Teacher Education in Haiti with The Private Eye

Denise Gideon
Director of Curriculum
Saint Mark's Episcopal School, Upland, CA
Summer 2015

When the Ministry of Education in Haiti determined that teachers would be required to work toward certification, Denise Gideon, adjunct faculty member at the University of Redlands and long-time advocate of the Private Eye Loupe program, recognized the challenge this presented for the teachers she works with in rural Haiti. For these teachers, earning less than $900 US annual salary, professional development and advanced degree coursework is beyond their reach. Yet, without these teachers and their dedication, the children in their isolated communities would not receive an education.

It might take a whole village to raise a child but to provide University coursework to 18 teachers scattered throughout the Central Plateau region of Haiti, it takes even more people working together. First, the University of Redlands waived the usual tuition fees and offered university credit toward certification. Next, the Zanmi Lasante facility agreed to house and feed the teachers for the week-long 40 hour program. The Private Eye provided materials and the For A Reason foundation raised funds for translators, materials and class sets of supplies for participating teachers.


And so, on June 29, 2015, 22 educators and 2 translators met in Cange, Haiti to examine educational practice and methodology. The teachers were introduced to Piaget, Vygotsky, and Gardner. They learned about best practices and embraced the new information, discussing how best to implement them in their classrooms. But the real magic began when the loupes came out. From the moment the Loupe lanyards were placed around the teachers’ necks scientific investigation became possible, practical and professional. In classrooms without running water and electricity and for teachers without textbooks, microscopes and materials, the Private Eye Loupes opened up a world that was academic and culturally relevant.


Teachers explored fabric construction and analyzed why some were more conducive to clothing in Haiti than others. They gathered specimens for their collection boxes and compared dragonfly wings with those of butterflies. Leaves and flowers were analyzed for function. Everything was examined for the sheer intricate beauty of the “up-close.”   Add colored pencils to the mix and an exciting, culturally relevant program emerged that renewed teacher respect and appreciation.

By the end of the week, friendships had been established and dialog continues thanks to the internet.
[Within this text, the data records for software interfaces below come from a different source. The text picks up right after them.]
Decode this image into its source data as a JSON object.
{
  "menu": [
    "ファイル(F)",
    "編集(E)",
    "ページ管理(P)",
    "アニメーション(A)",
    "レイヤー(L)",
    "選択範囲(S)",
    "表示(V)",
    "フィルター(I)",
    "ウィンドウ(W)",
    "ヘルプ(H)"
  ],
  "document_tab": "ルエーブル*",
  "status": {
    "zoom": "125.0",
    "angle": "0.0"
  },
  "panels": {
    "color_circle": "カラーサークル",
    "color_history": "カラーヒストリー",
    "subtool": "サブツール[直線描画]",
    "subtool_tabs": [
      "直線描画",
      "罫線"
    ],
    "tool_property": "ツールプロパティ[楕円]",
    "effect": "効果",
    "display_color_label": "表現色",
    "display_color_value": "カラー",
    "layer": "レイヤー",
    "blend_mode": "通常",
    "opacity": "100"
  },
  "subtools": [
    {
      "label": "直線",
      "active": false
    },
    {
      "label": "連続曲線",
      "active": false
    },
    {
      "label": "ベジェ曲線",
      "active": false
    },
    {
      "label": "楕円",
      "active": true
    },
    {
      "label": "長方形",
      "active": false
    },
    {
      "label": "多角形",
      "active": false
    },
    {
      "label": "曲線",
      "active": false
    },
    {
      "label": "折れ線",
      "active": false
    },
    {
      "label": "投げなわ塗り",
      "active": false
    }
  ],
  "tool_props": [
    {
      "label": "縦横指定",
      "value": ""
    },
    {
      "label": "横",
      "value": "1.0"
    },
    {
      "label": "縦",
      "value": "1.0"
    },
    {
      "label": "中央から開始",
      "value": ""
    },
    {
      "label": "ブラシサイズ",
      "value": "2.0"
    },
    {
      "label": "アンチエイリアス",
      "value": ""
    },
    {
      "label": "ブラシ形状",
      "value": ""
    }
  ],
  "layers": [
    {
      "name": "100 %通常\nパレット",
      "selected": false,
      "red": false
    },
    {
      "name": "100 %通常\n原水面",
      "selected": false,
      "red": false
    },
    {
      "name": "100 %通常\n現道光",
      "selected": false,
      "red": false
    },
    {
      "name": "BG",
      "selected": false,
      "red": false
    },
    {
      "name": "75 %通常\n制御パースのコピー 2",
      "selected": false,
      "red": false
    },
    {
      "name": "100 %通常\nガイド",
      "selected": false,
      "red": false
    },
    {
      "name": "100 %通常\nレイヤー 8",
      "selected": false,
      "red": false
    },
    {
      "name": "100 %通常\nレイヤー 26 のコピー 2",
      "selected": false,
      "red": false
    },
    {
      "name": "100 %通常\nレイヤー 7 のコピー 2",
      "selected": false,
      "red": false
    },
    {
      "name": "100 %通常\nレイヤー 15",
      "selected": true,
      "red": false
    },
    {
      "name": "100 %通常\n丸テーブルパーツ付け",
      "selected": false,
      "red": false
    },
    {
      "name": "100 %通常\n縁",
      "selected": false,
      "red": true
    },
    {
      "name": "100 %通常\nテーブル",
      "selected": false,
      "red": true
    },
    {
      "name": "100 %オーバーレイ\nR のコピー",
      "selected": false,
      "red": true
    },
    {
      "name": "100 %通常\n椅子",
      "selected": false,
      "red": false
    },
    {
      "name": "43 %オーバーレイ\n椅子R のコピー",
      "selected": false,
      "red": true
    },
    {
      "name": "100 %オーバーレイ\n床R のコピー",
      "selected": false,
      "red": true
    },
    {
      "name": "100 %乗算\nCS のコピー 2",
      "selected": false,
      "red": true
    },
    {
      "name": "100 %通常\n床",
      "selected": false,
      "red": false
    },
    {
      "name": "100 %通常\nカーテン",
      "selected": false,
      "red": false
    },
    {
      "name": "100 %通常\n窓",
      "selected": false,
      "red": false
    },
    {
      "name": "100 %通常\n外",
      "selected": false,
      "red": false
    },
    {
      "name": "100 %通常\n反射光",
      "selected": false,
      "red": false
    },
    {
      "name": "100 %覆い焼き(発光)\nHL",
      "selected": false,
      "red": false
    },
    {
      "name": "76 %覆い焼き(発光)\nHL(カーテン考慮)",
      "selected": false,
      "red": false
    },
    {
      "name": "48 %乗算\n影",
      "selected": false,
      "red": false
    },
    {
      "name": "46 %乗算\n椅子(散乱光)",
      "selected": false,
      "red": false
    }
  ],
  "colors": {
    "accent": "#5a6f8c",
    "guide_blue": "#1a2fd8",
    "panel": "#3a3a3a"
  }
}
US teachers and Haitian teachers understand that we are more alike than different, that children everywhere need and respond to the same things, and that with tools as simple as a plastic jeweler’s loupe, the world can open up and be explored in ways that educate and generate hope and promise for a better future.

 Teachers head home after a week of university coursework armed with projects, materials and enthusiasm for a new school year. Seventeen of the teachers crammed into that truck to get to the place where they would begin their walks (some as long as 20 miles) home.